_Your objective_
Look through the listing below for the string "CropTool". Show each line where it occurs.

_Supplied information_
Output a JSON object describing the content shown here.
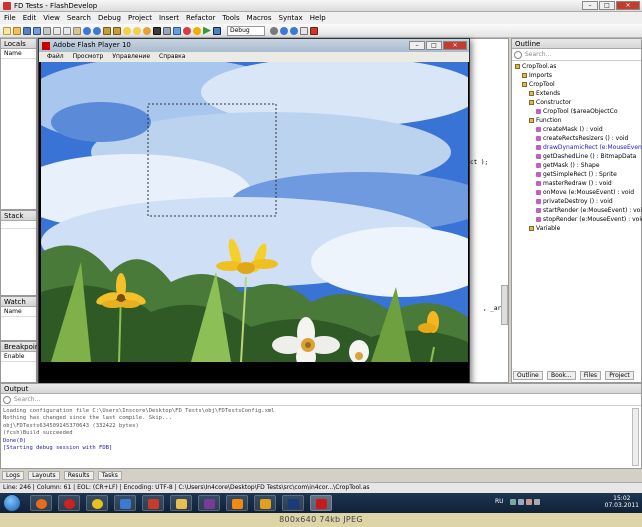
{
  "app": {
    "title": "FD Tests - FlashDevelop"
  },
  "menu": [
    "File",
    "Edit",
    "View",
    "Search",
    "Debug",
    "Project",
    "Insert",
    "Refactor",
    "Tools",
    "Macros",
    "Syntax",
    "Help"
  ],
  "toolbar": {
    "config_value": "Debug"
  },
  "left_panels": {
    "locals": {
      "title": "Locals",
      "column": "Name"
    },
    "stack": {
      "title": "Stack"
    },
    "watch": {
      "title": "Watch",
      "column": "Name"
    },
    "breakpoints": {
      "title": "Breakpoints",
      "column": "Enable"
    }
  },
  "flash_player": {
    "title": "Adobe Flash Player 10",
    "menu": [
      "Файл",
      "Просмотр",
      "Управление",
      "Справка"
    ]
  },
  "editor_fragments": {
    "line_a": "ct );",
    "line_b": ", _are"
  },
  "outline": {
    "title": "Outline",
    "search_placeholder": "Search...",
    "items": [
      {
        "label": "CropTool.as",
        "indent": 0
      },
      {
        "label": "Imports",
        "indent": 1
      },
      {
        "label": "CropTool",
        "indent": 1
      },
      {
        "label": "Extends",
        "indent": 2
      },
      {
        "label": "Constructor",
        "indent": 2
      },
      {
        "label": "CropTool ($areaObjectCo",
        "indent": 3
      },
      {
        "label": "Function",
        "indent": 2
      },
      {
        "label": "createMask () : void",
        "indent": 3
      },
      {
        "label": "createRectsResizers () : void",
        "indent": 3
      },
      {
        "label": "drawDynamicRect (e:MouseEvent",
        "indent": 3
      },
      {
        "label": "getDashedLine () : BitmapData",
        "indent": 3
      },
      {
        "label": "getMask () : Shape",
        "indent": 3
      },
      {
        "label": "getSimpleRect () : Sprite",
        "indent": 3
      },
      {
        "label": "masterRedraw () : void",
        "indent": 3
      },
      {
        "label": "onMove (e:MouseEvent) : void",
        "indent": 3
      },
      {
        "label": "privateDestroy () : void",
        "indent": 3
      },
      {
        "label": "startRender (e:MouseEvent) : void",
        "indent": 3
      },
      {
        "label": "stopRender (e:MouseEvent) : void",
        "indent": 3
      },
      {
        "label": "Variable",
        "indent": 2
      }
    ],
    "tabs": [
      "Outline",
      "Book...",
      "Files",
      "Project"
    ]
  },
  "output": {
    "title": "Output",
    "search_placeholder": "Search...",
    "lines": [
      "Loading configuration file C:\\Users\\Inscore\\Desktop\\FD Tests\\obj\\FDTestsConfig.xml",
      "Nothing has changed since the last compile. Skip...",
      "obj\\FDTests634509145370643 (332422 bytes)",
      "(fcsh)Build succeeded",
      "Done(0)",
      "[Starting debug session with FDB]"
    ],
    "tabs": [
      "Logs",
      "Layouts",
      "Results",
      "Tasks"
    ]
  },
  "status": {
    "text": "Line: 246  |  Column: 61  |  EOL: (CR+LF)  |  Encoding: UTF-8  |  C:\\Users\\In4core\\Desktop\\FD Tests\\src\\com\\in4cor...\\CropTool.as"
  },
  "taskbar": {
    "lang": "RU",
    "time": "15:02",
    "date": "07.03.2011"
  },
  "caption": "800x640  74kb  JPEG"
}
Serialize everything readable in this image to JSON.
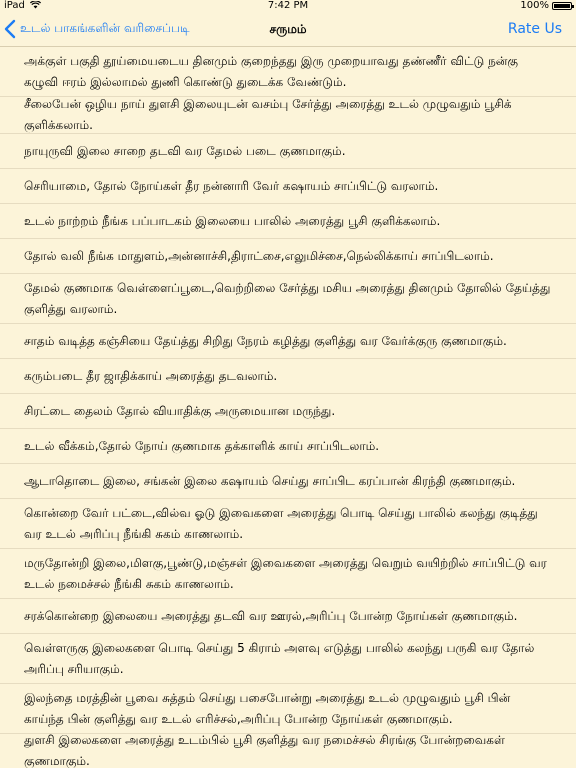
{
  "status_bar": {
    "carrier": "iPad",
    "wifi_icon": "wifi-icon",
    "time": "7:42 PM",
    "battery_percent": "100%",
    "battery_level": 1.0
  },
  "nav": {
    "back_label": "உடல் பாகங்களின் வரிசைப்படி",
    "title": "சருமம்",
    "rate_label": "Rate Us",
    "accent_color": "#1c7cf4"
  },
  "items": [
    "அக்குள் பகுதி தூய்மையடைய தினமும் குறைந்தது இரு முறையாவது தண்ணீர் விட்டு நன்கு கழுவி ஈரம் இல்லாமல் துணி கொண்டு துடைக்க வேண்டும்.",
    "சீலைபேன் ஒழிய நாய் துளசி இலையுடன் வசம்பு சேர்த்து அரைத்து உடல் முழுவதும் பூசிக் குளிக்கலாம்.",
    "நாயுருவி இலை சாறை தடவி வர தேமல் படை குணமாகும்.",
    "செரியாமை, தோல் நோய்கள் தீர நன்னாரி வேர் கஷாயம் சாப்பிட்டு வரலாம்.",
    "உடல் நாற்றம் நீங்க பப்பாடகம் இலையை பாலில் அரைத்து பூசி குளிக்கலாம்.",
    "தோல் வலி நீங்க மாதுளம்,அன்னாச்சி,திராட்சை,எலுமிச்சை,நெல்லிக்காய் சாப்பிடலாம்.",
    "தேமல் குணமாக வெள்ளைப்பூடை,வெற்றிலை சேர்த்து மசிய அரைத்து தினமும் தோலில் தேய்த்து குளித்து வரலாம்.",
    "சாதம் வடித்த கஞ்சியை தேய்த்து சிறிது நேரம் கழித்து குளித்து வர வேர்க்குரு குணமாகும்.",
    "கரும்படை தீர ஜாதிக்காய் அரைத்து தடவலாம்.",
    "சிரட்டை தைலம் தோல் வியாதிக்கு அருமையான மருந்து.",
    "உடல் வீக்கம்,தோல் நோய் குணமாக தக்காளிக் காய் சாப்பிடலாம்.",
    "ஆடாதொடை இலை, சங்கன் இலை கஷாயம் செய்து சாப்பிட கரப்பான் கிரந்தி குணமாகும்.",
    "கொன்றை வேர் பட்டை,வில்வ ஓடு இவைகளை அரைத்து பொடி செய்து பாலில் கலந்து குடித்து வர உடல் அரிப்பு நீங்கி சுகம் காணலாம்.",
    "மருதோன்றி இலை,மிளகு,பூண்டு,மஞ்சள் இவைகளை அரைத்து வெறும் வயிற்றில் சாப்பிட்டு வர உடல் நமைச்சல் நீங்கி சுகம் காணலாம்.",
    "சரக்கொன்றை இலையை அரைத்து தடவி வர ஊரல்,அரிப்பு போன்ற நோய்கள் குணமாகும்.",
    "வெள்ளருகு இலைகளை பொடி செய்து 5 கிராம் அளவு எடுத்து பாலில் கலந்து பருகி வர தோல் அரிப்பு சரியாகும்.",
    "இலந்தை மரத்தின் பூவை சுத்தம் செய்து பசைபோன்று அரைத்து உடல் முழுவதும் பூசி பின் காய்ந்த பின் குளித்து வர உடல் எரிச்சல்,அரிப்பு போன்ற நோய்கள் குணமாகும்.",
    "துளசி இலைகளை அரைத்து உடம்பில் பூசி குளித்து வர நமைச்சல் சிரங்கு போன்றவைகள் குணமாகும்."
  ]
}
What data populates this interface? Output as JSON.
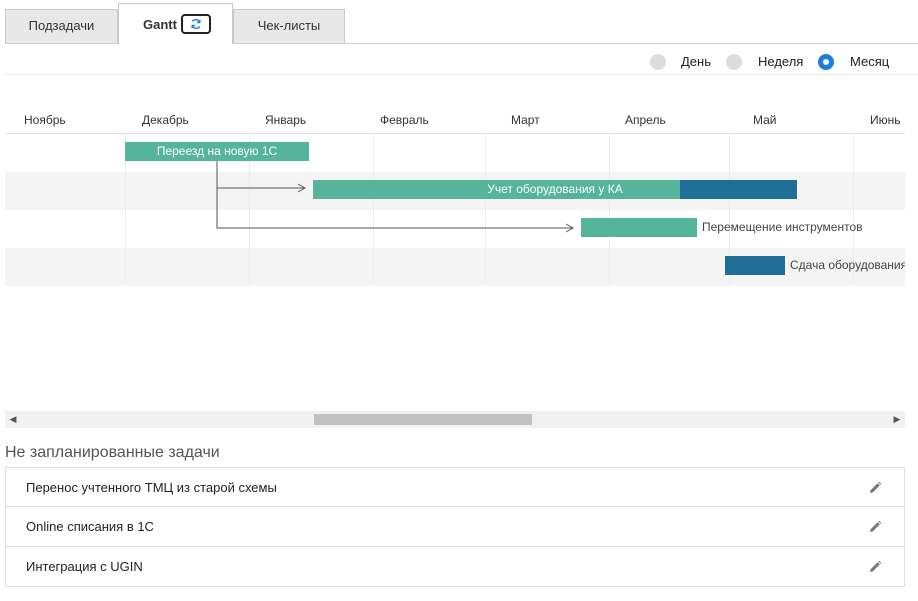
{
  "tabs": [
    {
      "label": "Подзадачи"
    },
    {
      "label": "Gantt",
      "active": true
    },
    {
      "label": "Чек-листы"
    }
  ],
  "view_modes": [
    {
      "label": "День",
      "checked": false
    },
    {
      "label": "Неделя",
      "checked": false
    },
    {
      "label": "Месяц",
      "checked": true
    }
  ],
  "gantt": {
    "months": [
      "Ноябрь",
      "Декабрь",
      "Январь",
      "Февраль",
      "Март",
      "Апрель",
      "Май",
      "Июнь"
    ],
    "tasks": [
      {
        "name": "Переезд на новую 1С",
        "label_position": "inside"
      },
      {
        "name": "Учет оборудования у КА",
        "label_position": "inside"
      },
      {
        "name": "Перемещение инструментов",
        "label_position": "outside"
      },
      {
        "name": "Сдача оборудования",
        "label_position": "outside"
      }
    ],
    "colors": {
      "planned": "#55b59a",
      "progress": "#1f6f99"
    }
  },
  "unplanned": {
    "title": "Не запланированные задачи",
    "items": [
      {
        "text": "Перенос учтенного ТМЦ из старой схемы"
      },
      {
        "text": "Online списания в 1С"
      },
      {
        "text": "Интеграция с UGIN"
      }
    ]
  }
}
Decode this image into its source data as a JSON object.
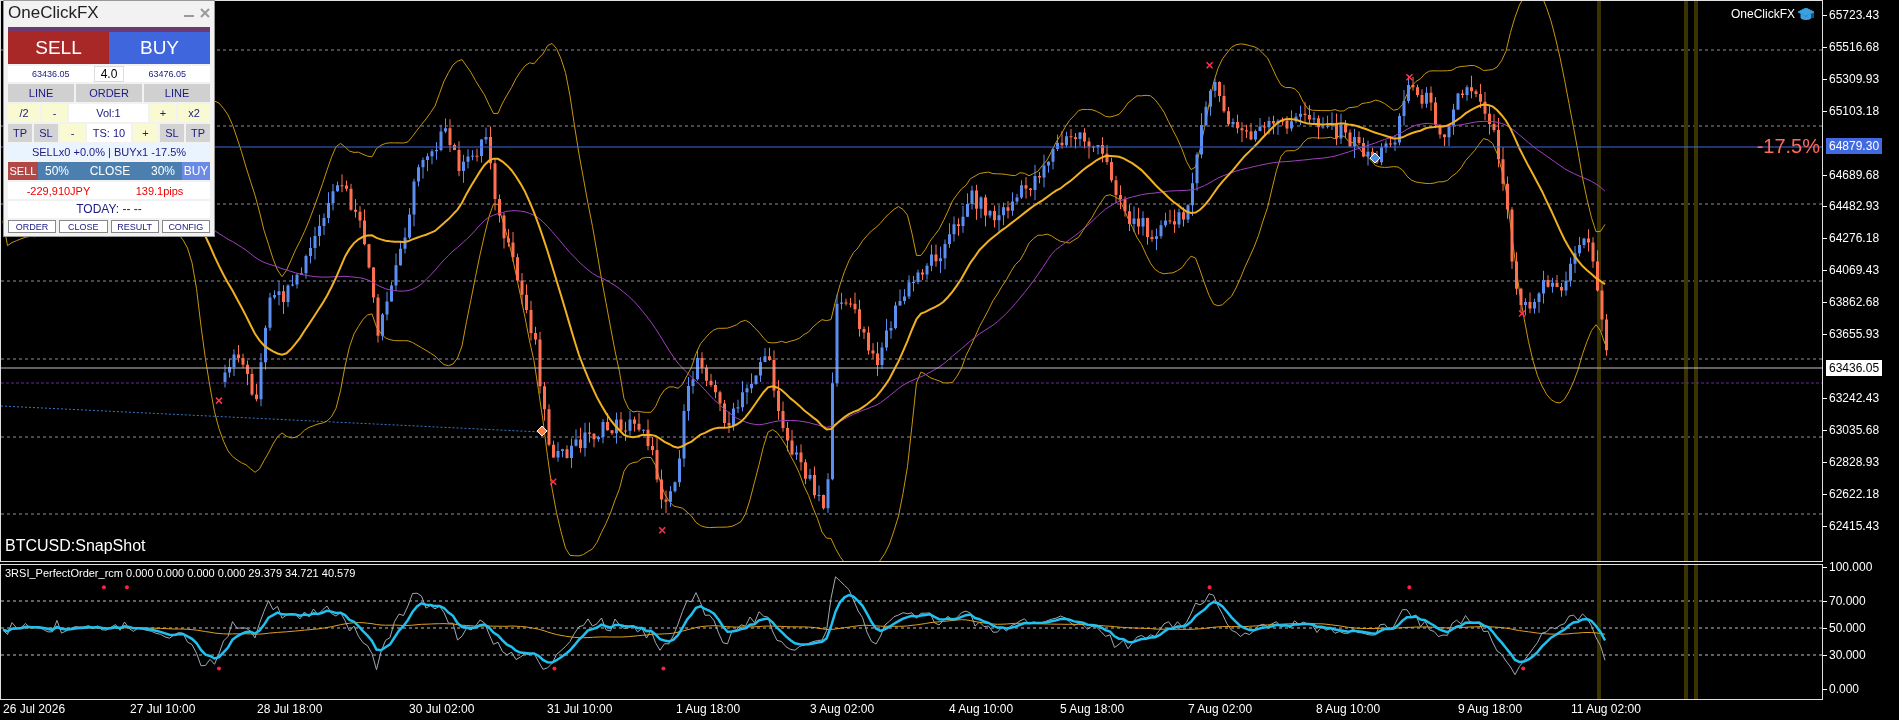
{
  "panel": {
    "title": "OneClickFX",
    "sell_button": "SELL",
    "buy_button": "BUY",
    "spread": "4.0",
    "sell_price": "63436.05",
    "buy_price": "63476.05",
    "line_row": [
      "LINE",
      "ORDER",
      "LINE"
    ],
    "volume_row": [
      {
        "label": "/2",
        "kind": "step"
      },
      {
        "label": "-",
        "kind": "step"
      },
      {
        "label": "Vol:1",
        "kind": "field"
      },
      {
        "label": "+",
        "kind": "step"
      },
      {
        "label": "x2",
        "kind": "step"
      }
    ],
    "stop_row": [
      {
        "label": "TP",
        "kind": "target"
      },
      {
        "label": "SL",
        "kind": "target"
      },
      {
        "label": "-",
        "kind": "step"
      },
      {
        "label": "TS: 10",
        "kind": "field"
      },
      {
        "label": "+",
        "kind": "step"
      },
      {
        "label": "SL",
        "kind": "target"
      },
      {
        "label": "TP",
        "kind": "target"
      }
    ],
    "position_summary": "SELLx0 +0.0% | BUYx1 -17.5%",
    "close_row": [
      {
        "label": "SELL",
        "kind": "sell"
      },
      {
        "label": "50%",
        "kind": "partial"
      },
      {
        "label": "CLOSE",
        "kind": "close"
      },
      {
        "label": "30%",
        "kind": "partial"
      },
      {
        "label": "BUY",
        "kind": "buy"
      }
    ],
    "profit": "-229,910JPY",
    "pips": "139.1pips",
    "today": "TODAY: -- --",
    "footer_buttons": [
      "ORDER",
      "CLOSE",
      "RESULT",
      "CONFIG"
    ]
  },
  "chart": {
    "brand": "OneClickFX",
    "symbol_label": "BTCUSD:SnapShot",
    "percent_label": "-17.5%",
    "price_ticks": [
      "65723.43",
      "65516.68",
      "65309.93",
      "65103.18",
      "64689.68",
      "64482.93",
      "64276.18",
      "64069.43",
      "63862.68",
      "63655.93",
      "63242.43",
      "63035.68",
      "62828.93",
      "62622.18",
      "62415.43"
    ],
    "line_price_tag": "64879.30",
    "current_price_tag": "63436.05"
  },
  "indicator": {
    "title": "3RSI_PerfectOrder_rcm 0.000 0.000 0.000 0.000 29.379 34.721 40.579",
    "ticks": [
      "100.000",
      "70.000",
      "50.000",
      "30.000",
      "0.000"
    ]
  },
  "time_axis": [
    "26 Jul 2026",
    "27 Jul 10:00",
    "28 Jul 18:00",
    "30 Jul 02:00",
    "31 Jul 10:00",
    "1 Aug 18:00",
    "3 Aug 02:00",
    "4 Aug 10:00",
    "5 Aug 18:00",
    "7 Aug 02:00",
    "8 Aug 10:00",
    "9 Aug 18:00",
    "11 Aug 02:00"
  ]
}
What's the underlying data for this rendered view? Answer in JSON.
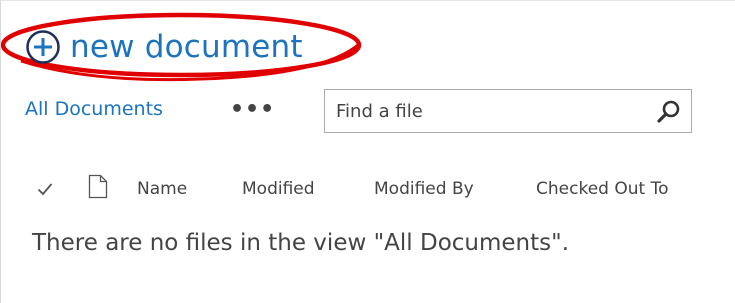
{
  "toolbar": {
    "new_document_label": "new document"
  },
  "view": {
    "name": "All Documents",
    "more_label": "•••"
  },
  "search": {
    "placeholder": "Find a file",
    "value": ""
  },
  "columns": {
    "select_icon": "checkmark-icon",
    "type_icon": "document-icon",
    "headers": [
      "Name",
      "Modified",
      "Modified By",
      "Checked Out To"
    ]
  },
  "list": {
    "empty_message": "There are no files in the view \"All Documents\"."
  },
  "colors": {
    "accent": "#1e73be",
    "text": "#444444",
    "annotation": "#e00000"
  }
}
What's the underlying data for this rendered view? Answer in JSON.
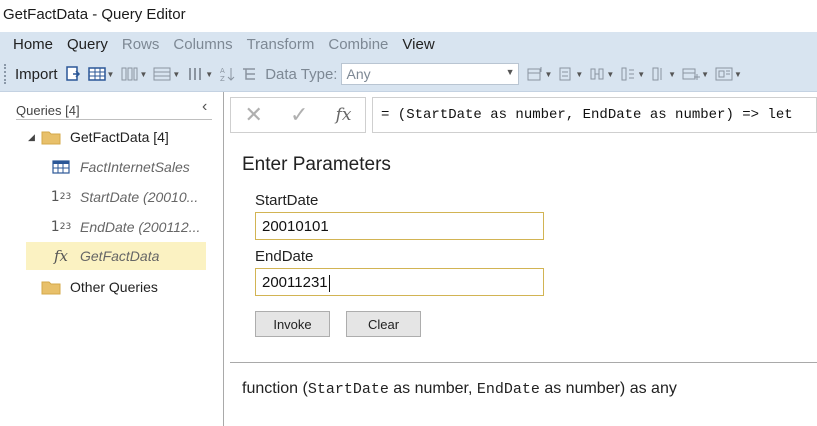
{
  "window": {
    "title": "GetFactData - Query Editor"
  },
  "menu": [
    {
      "label": "Home",
      "enabled": true
    },
    {
      "label": "Query",
      "enabled": true
    },
    {
      "label": "Rows",
      "enabled": false
    },
    {
      "label": "Columns",
      "enabled": false
    },
    {
      "label": "Transform",
      "enabled": false
    },
    {
      "label": "Combine",
      "enabled": false
    },
    {
      "label": "View",
      "enabled": true
    }
  ],
  "toolbar": {
    "import_label": "Import",
    "data_type_label": "Data Type:",
    "data_type_value": "Any"
  },
  "sidebar": {
    "header": "Queries [4]",
    "items": [
      {
        "label": "GetFactData [4]",
        "type": "folder"
      },
      {
        "label": "FactInternetSales",
        "type": "table"
      },
      {
        "label": "StartDate (20010...",
        "type": "number"
      },
      {
        "label": "EndDate (200112...",
        "type": "number"
      },
      {
        "label": "GetFactData",
        "type": "function",
        "selected": true
      },
      {
        "label": "Other Queries",
        "type": "folder"
      }
    ]
  },
  "formula": {
    "cancel_symbol": "✕",
    "commit_symbol": "✓",
    "fx_symbol": "fx",
    "text": "= (StartDate as number, EndDate as number) => let"
  },
  "params": {
    "title": "Enter Parameters",
    "start_label": "StartDate",
    "start_value": "20010101",
    "end_label": "EndDate",
    "end_value": "20011231",
    "invoke_label": "Invoke",
    "clear_label": "Clear"
  },
  "signature": {
    "prefix": "function (",
    "param1": "StartDate",
    "mid1": " as number, ",
    "param2": "EndDate",
    "suffix": " as number) as any"
  },
  "colors": {
    "ribbon": "#d8e4f0",
    "selected_row": "#fbf2c2",
    "folder": "#e8c06a",
    "input_border": "#d2b453"
  }
}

_Reply_
        "label": "CropTool.as",
        "label": "CropTool",
        "label": "CropTool ($areaObjectCo",
    "text": "Line: 246  |  Column: 61  |  EOL: (CR+LF)  |  Encoding: UTF-8  |  C:\\Users\\In4core\\Desktop\\FD Tests\\src\\com\\in4cor...\\CropTool.as"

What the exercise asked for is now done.